The BBC have analysed 1.5 million records held by the Ordnance survey of town centres across the country – they found that British High Streets have changed from a place to buy things to a place to do stuff – people no longer want to shop like they used to but instead want to get their nails done, and meet people for a coffee or a cocktail. This has an impact on which businesses will survive and thrive.
Using the BBC data looking at the Putney post code:
Eating & drinking: in March 2020 compared to March 2022 – 5% increase Across GB a 4% increase
Retail – decrease of 7%, across GB 3% decrease
Putney High Street has fragmented ownership with a large number of different landlords. It is not like a shopping centre or even like Regents Street where all properties are owned by one company and the offer can be curated. It is difficult to influence landlord decisions as they generally go for the business that offers them the most money and has a strong covenant behind them.
Business success is fundamentally supply and demand. We have had some popular brands in the past – River Island, Office, Jigsaw, Benetton, Jojo Mama Bebe – but they have not made enough profit to justify staying. That could be not enough people spending money with them or it could be costs are too high or a combination of the two. Rents and rates on Putney High Street are very high.
Putney did not lose many businesses during COVID but clearly many had depleted their financial reserves, they may now be paying back loans and rent arrears and were clinging on – we added in the increased cost of energy, supplies, labour coupled with the drop in consumer confidence and spending, and we may see some more closures over the next six months.

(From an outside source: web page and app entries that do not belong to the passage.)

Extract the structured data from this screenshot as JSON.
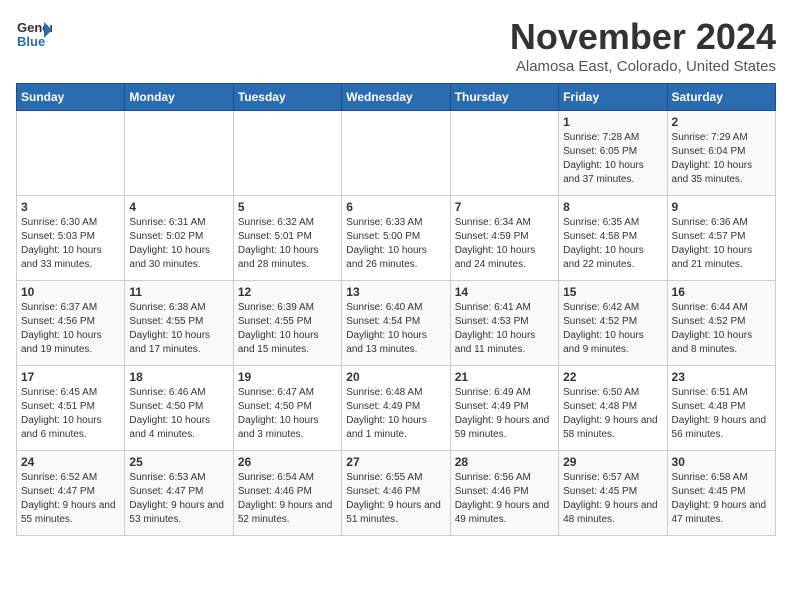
{
  "logo": {
    "general": "General",
    "blue": "Blue"
  },
  "header": {
    "month": "November 2024",
    "location": "Alamosa East, Colorado, United States"
  },
  "days_of_week": [
    "Sunday",
    "Monday",
    "Tuesday",
    "Wednesday",
    "Thursday",
    "Friday",
    "Saturday"
  ],
  "weeks": [
    [
      {
        "day": "",
        "info": ""
      },
      {
        "day": "",
        "info": ""
      },
      {
        "day": "",
        "info": ""
      },
      {
        "day": "",
        "info": ""
      },
      {
        "day": "",
        "info": ""
      },
      {
        "day": "1",
        "info": "Sunrise: 7:28 AM\nSunset: 6:05 PM\nDaylight: 10 hours and 37 minutes."
      },
      {
        "day": "2",
        "info": "Sunrise: 7:29 AM\nSunset: 6:04 PM\nDaylight: 10 hours and 35 minutes."
      }
    ],
    [
      {
        "day": "3",
        "info": "Sunrise: 6:30 AM\nSunset: 5:03 PM\nDaylight: 10 hours and 33 minutes."
      },
      {
        "day": "4",
        "info": "Sunrise: 6:31 AM\nSunset: 5:02 PM\nDaylight: 10 hours and 30 minutes."
      },
      {
        "day": "5",
        "info": "Sunrise: 6:32 AM\nSunset: 5:01 PM\nDaylight: 10 hours and 28 minutes."
      },
      {
        "day": "6",
        "info": "Sunrise: 6:33 AM\nSunset: 5:00 PM\nDaylight: 10 hours and 26 minutes."
      },
      {
        "day": "7",
        "info": "Sunrise: 6:34 AM\nSunset: 4:59 PM\nDaylight: 10 hours and 24 minutes."
      },
      {
        "day": "8",
        "info": "Sunrise: 6:35 AM\nSunset: 4:58 PM\nDaylight: 10 hours and 22 minutes."
      },
      {
        "day": "9",
        "info": "Sunrise: 6:36 AM\nSunset: 4:57 PM\nDaylight: 10 hours and 21 minutes."
      }
    ],
    [
      {
        "day": "10",
        "info": "Sunrise: 6:37 AM\nSunset: 4:56 PM\nDaylight: 10 hours and 19 minutes."
      },
      {
        "day": "11",
        "info": "Sunrise: 6:38 AM\nSunset: 4:55 PM\nDaylight: 10 hours and 17 minutes."
      },
      {
        "day": "12",
        "info": "Sunrise: 6:39 AM\nSunset: 4:55 PM\nDaylight: 10 hours and 15 minutes."
      },
      {
        "day": "13",
        "info": "Sunrise: 6:40 AM\nSunset: 4:54 PM\nDaylight: 10 hours and 13 minutes."
      },
      {
        "day": "14",
        "info": "Sunrise: 6:41 AM\nSunset: 4:53 PM\nDaylight: 10 hours and 11 minutes."
      },
      {
        "day": "15",
        "info": "Sunrise: 6:42 AM\nSunset: 4:52 PM\nDaylight: 10 hours and 9 minutes."
      },
      {
        "day": "16",
        "info": "Sunrise: 6:44 AM\nSunset: 4:52 PM\nDaylight: 10 hours and 8 minutes."
      }
    ],
    [
      {
        "day": "17",
        "info": "Sunrise: 6:45 AM\nSunset: 4:51 PM\nDaylight: 10 hours and 6 minutes."
      },
      {
        "day": "18",
        "info": "Sunrise: 6:46 AM\nSunset: 4:50 PM\nDaylight: 10 hours and 4 minutes."
      },
      {
        "day": "19",
        "info": "Sunrise: 6:47 AM\nSunset: 4:50 PM\nDaylight: 10 hours and 3 minutes."
      },
      {
        "day": "20",
        "info": "Sunrise: 6:48 AM\nSunset: 4:49 PM\nDaylight: 10 hours and 1 minute."
      },
      {
        "day": "21",
        "info": "Sunrise: 6:49 AM\nSunset: 4:49 PM\nDaylight: 9 hours and 59 minutes."
      },
      {
        "day": "22",
        "info": "Sunrise: 6:50 AM\nSunset: 4:48 PM\nDaylight: 9 hours and 58 minutes."
      },
      {
        "day": "23",
        "info": "Sunrise: 6:51 AM\nSunset: 4:48 PM\nDaylight: 9 hours and 56 minutes."
      }
    ],
    [
      {
        "day": "24",
        "info": "Sunrise: 6:52 AM\nSunset: 4:47 PM\nDaylight: 9 hours and 55 minutes."
      },
      {
        "day": "25",
        "info": "Sunrise: 6:53 AM\nSunset: 4:47 PM\nDaylight: 9 hours and 53 minutes."
      },
      {
        "day": "26",
        "info": "Sunrise: 6:54 AM\nSunset: 4:46 PM\nDaylight: 9 hours and 52 minutes."
      },
      {
        "day": "27",
        "info": "Sunrise: 6:55 AM\nSunset: 4:46 PM\nDaylight: 9 hours and 51 minutes."
      },
      {
        "day": "28",
        "info": "Sunrise: 6:56 AM\nSunset: 4:46 PM\nDaylight: 9 hours and 49 minutes."
      },
      {
        "day": "29",
        "info": "Sunrise: 6:57 AM\nSunset: 4:45 PM\nDaylight: 9 hours and 48 minutes."
      },
      {
        "day": "30",
        "info": "Sunrise: 6:58 AM\nSunset: 4:45 PM\nDaylight: 9 hours and 47 minutes."
      }
    ]
  ]
}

According to the British Retail Consortium – business rates is the deciding factor when looking at rationalisation of estates. Recent closures – both Sean Hanna hair salon and Bills restaurant fell into this thinking with branches in neighbouring town centres. The Business Rate review coming in April 2023 has reduced business rates for some retailers in Putney, some in Putney Exchange by up to 40%. That will make a significant difference to operational costs.
We have higher vacancy than ever before and we are concerned. We have commissioned a report to analyse the local demographics and spend. We plan to establish where we have gaps and look for potential businesses which could be attracted to Putney.
A very important point to remember aside from our vacant units we have lots of wonderful businesses in Putney. They have survived Covid, shown incredible resilience and now need your support more than ever.
(Nicola Grant prepared the above to present to a meeting of residents on Tuesday 24th January 2022)
Photo uploaded by Nellie Wombat on Pinterest – no copyright intended.